Unfortunately Blackadders is unable to give any useful advice about other type of trolls.

Simon Allison
Partner – Employment Law
@EmpLawyerSimon
www.blackadders.co.uk

 

 

The opinions expressed in this site are of the author(s) only and do not necessarily represent the opinions of Blackadders LLP.

Blackadders takes all reasonable steps to ensure that the content of this site is accurate and up to date. The site is not, however, intended as a substitute for seeking legal or other professional advice but rather as an informative guide to the services provided by Blackadders and topical legal developments. Site visitors should always seek advice tailored to their specific situation. Consequently, Blackadders accepts no responsibility for any loss or damage suffered by anyone acting or failing to act on the basis of information contained on this site. Downloading of material contained on this site is at the user’s own risk and all necessary virus checks must first be carried out by the user. Blackadders is not responsible for the material found on any web sites linked to this one and links to this site may only be made with Blackadders prior consent.

Copyright

Blackadders owns the copyright in this blog and all material contained on it. The material on this site may be downloaded for personal use only and must not be altered. Otherwise, Blackadders’ written consent is required before any material on this site is reproduced, copied or transmitted in any way.

Privacy Statement

Information passed to us via this site is kept confidential and will not be disclosed to third parties except if authorised by you or required by law.

© Blackadders LLP 2011

Members of the Law Society of Scotland.

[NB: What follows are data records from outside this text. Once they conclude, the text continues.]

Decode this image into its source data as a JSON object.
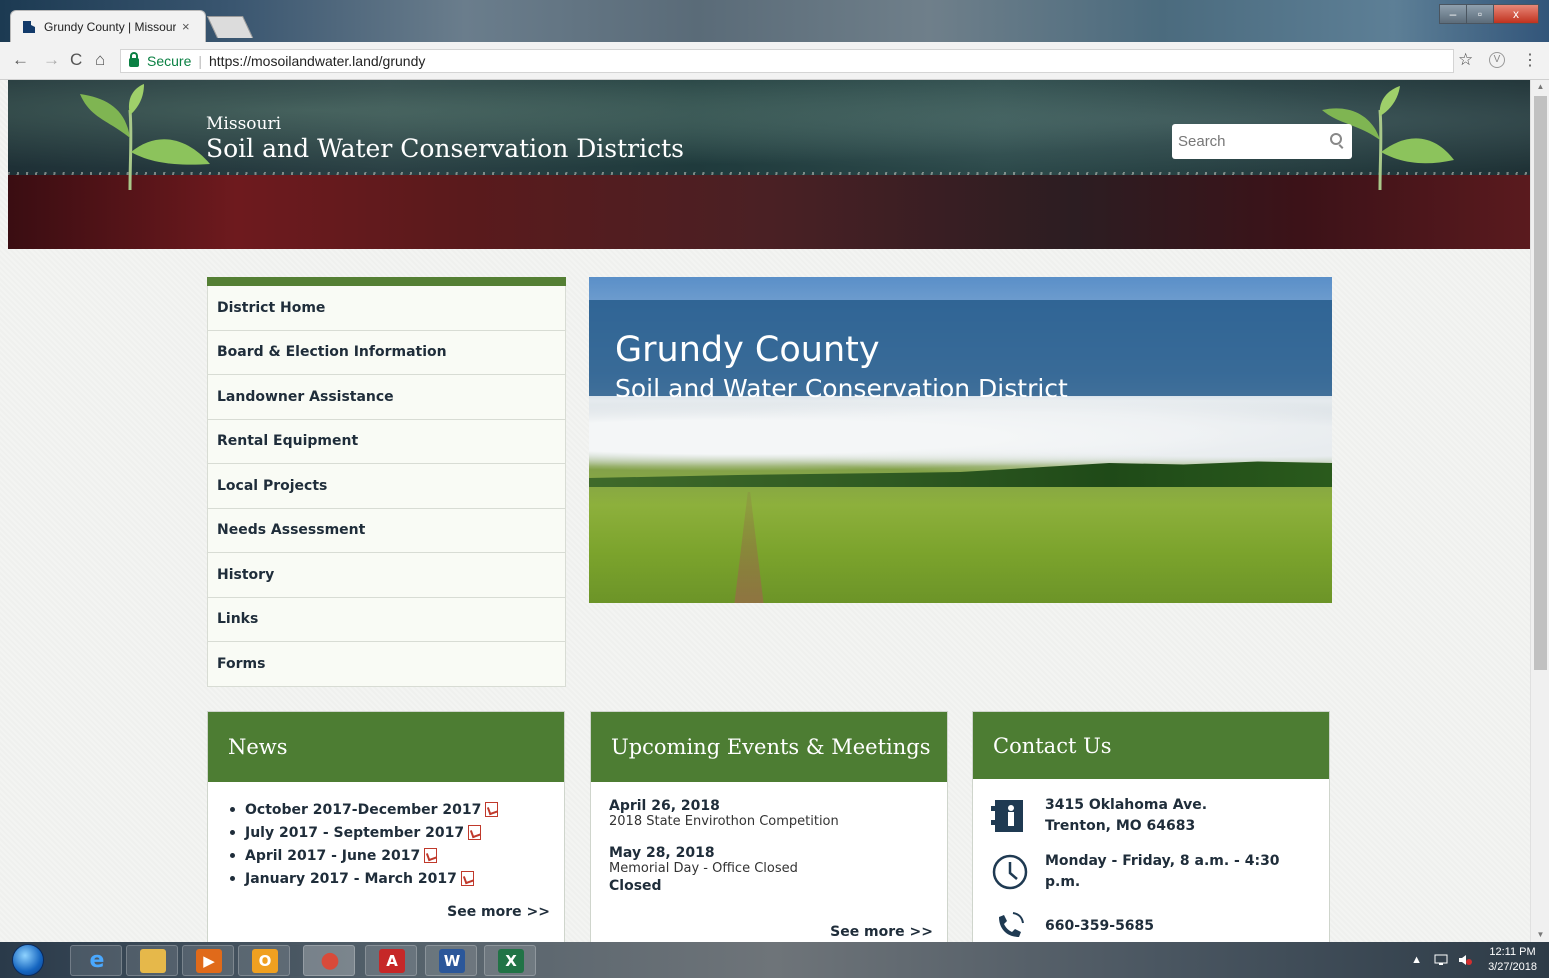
{
  "browser": {
    "tab_title": "Grundy County | Missour",
    "tab_close": "×",
    "secure_label": "Secure",
    "url": "https://mosoilandwater.land/grundy",
    "star_glyph": "☆",
    "menu_glyph": "⋮",
    "extension_glyph": "V",
    "back_glyph": "←",
    "forward_glyph": "→",
    "reload_glyph": "C",
    "home_glyph": "⌂"
  },
  "window_controls": {
    "minimize": "–",
    "maximize": "▫",
    "close": "x"
  },
  "header": {
    "subtitle": "Missouri",
    "title": "Soil and Water Conservation Districts",
    "search_placeholder": "Search"
  },
  "sidebar": {
    "items": [
      {
        "label": "District Home"
      },
      {
        "label": "Board & Election Information"
      },
      {
        "label": "Landowner Assistance"
      },
      {
        "label": "Rental Equipment"
      },
      {
        "label": "Local Projects"
      },
      {
        "label": "Needs Assessment"
      },
      {
        "label": "History"
      },
      {
        "label": "Links"
      },
      {
        "label": "Forms"
      }
    ]
  },
  "hero": {
    "title": "Grundy County",
    "subtitle": "Soil and Water Conservation District"
  },
  "news": {
    "heading": "News",
    "items": [
      {
        "label": "October 2017-December 2017"
      },
      {
        "label": "July 2017 - September 2017"
      },
      {
        "label": "April 2017 - June 2017"
      },
      {
        "label": "January 2017 - March 2017"
      }
    ],
    "see_more": "See more >>"
  },
  "events": {
    "heading": "Upcoming Events & Meetings",
    "items": [
      {
        "date": "April 26, 2018",
        "name": "2018 State Envirothon Competition",
        "extra": ""
      },
      {
        "date": "May 28, 2018",
        "name": "Memorial Day - Office Closed",
        "extra": "Closed"
      }
    ],
    "see_more": "See more >>"
  },
  "contact": {
    "heading": "Contact Us",
    "address_line1": "3415 Oklahoma Ave.",
    "address_line2": "Trenton, MO 64683",
    "hours": "Monday - Friday, 8 a.m. - 4:30 p.m.",
    "phone": "660-359-5685"
  },
  "taskbar": {
    "time": "12:11 PM",
    "date": "3/27/2018",
    "apps": [
      {
        "icon": "internet-explorer-icon",
        "glyph": "e",
        "color": "#1e88e5"
      },
      {
        "icon": "file-explorer-icon",
        "glyph": "",
        "color": "#e6b84a"
      },
      {
        "icon": "media-player-icon",
        "glyph": "▶",
        "color": "#e06a1a"
      },
      {
        "icon": "outlook-icon",
        "glyph": "O",
        "color": "#f0a020"
      },
      {
        "icon": "chrome-icon",
        "glyph": "●",
        "color": "#d84a3a"
      },
      {
        "icon": "acrobat-icon",
        "glyph": "A",
        "color": "#c62828"
      },
      {
        "icon": "word-icon",
        "glyph": "W",
        "color": "#2b579a"
      },
      {
        "icon": "excel-icon",
        "glyph": "X",
        "color": "#217346"
      }
    ]
  },
  "colors": {
    "accent_green": "#4d7d33",
    "hero_band": "#265c8c",
    "text_dark": "#1f2d3a"
  }
}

Authorised to conduct Investment Business under the Financial Services & Markets Act 2000 by the Financial Services Authority.

Blackadders Solicitors is a trading name of Blackadders LLP, a limited liability partnership, registered in Scotland No SO301600 whose registered office is 30 & 34 Reform Street, Dundee, DD1 1RJ. Reference to a ‘partner’ is to a member of Blackadders LLP.

Back to News & Legal Updates